Climate change has a greater influence on the duration of HC than on its spatial distribution. The spatial and temporal distribution of HC is not significantly sensitive to changes in the soil moisture threshold. We interpret this to mean that HC at the watershed scale is controlled by other parameters (e.g. hydraulic conductivity of the soil and surficial geology layers or watershed size).

Our results are in agreement with other Canadian models that considered the extremes in temperature and precipitation in their predictions; however, our scenario generations are based on mean changes in precipitation and temperature. Our predictions of an earlier snowmelt season, increase in stream flow in the early growing season, increase in the length of the growing season, decrease in the depth of the snow pack, and a decrease in length of the snow season are in general agreement with previous studies conducted elsewhere in Canada.

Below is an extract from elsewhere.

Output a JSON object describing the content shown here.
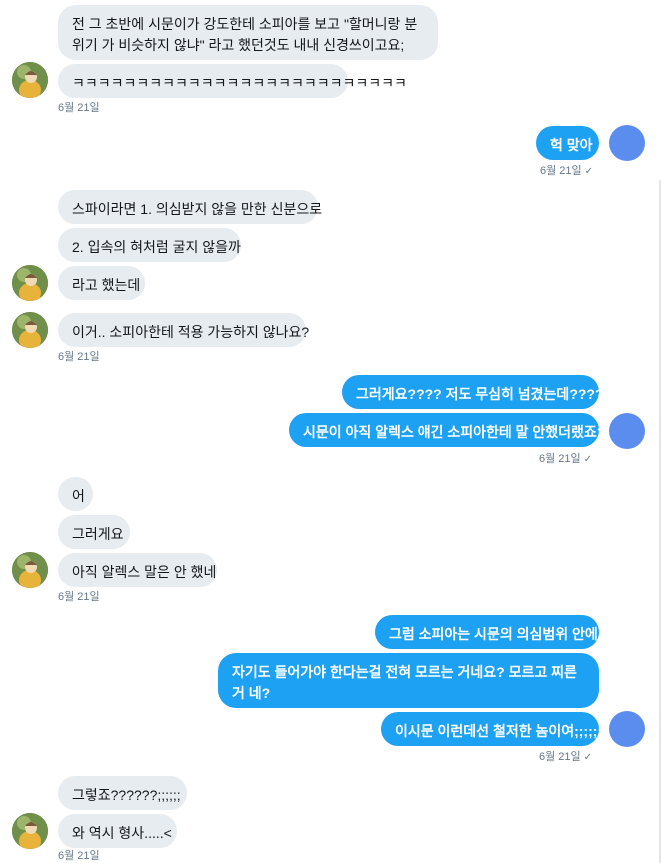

Yet, given the comparably smaller size of our study area and spatial variability of climate parameters, our results differ from some other Canadian models, in terms of the predicted decrease in streamflow rate in summer and fall.

In areas where more permeable surficial geological layers are limited by fine-grained and impermeable deeper geological layers, areas with thicker surficial geological layers will exhibit greater HC. Also,
in forestlands with thicker surficial geological layers, HC is more stable and lasted for longer annual durations than in wetlands where surficial geological layers were typically thinner. Although the mining areas are located in downstream parts of the watershed and expected to be supplied by upstream areas, their thinner surficial geological layers made them infrequently connected and more vulnerable to the impacts of mining activities. Our results about the effect of surficial geological layer thickness on HC can provide decision makers with new information that may help them understand and manage the potential response of watershed HC to climate change and mining activities, and to inform future reclamation planning.  

Kompanizare, M., Petrone, R.M., Shafii, M., Robinson, D.T., Rooney, R.C. (2018) Effect of climate change and mining on hydrological connectivity of surficial layers in the Athabasca Oil Sands Region. Hydrological Processes. 32(25), 3698-3716.

Additional reading
Schneider, R.R. (2013) Alberta’s natural subregions under a changing climate: Past, present and future, Prepared for Biodiversity Management and Climate Change Adaptation Project.

Contact: Rebecca Rooney, Department of Biology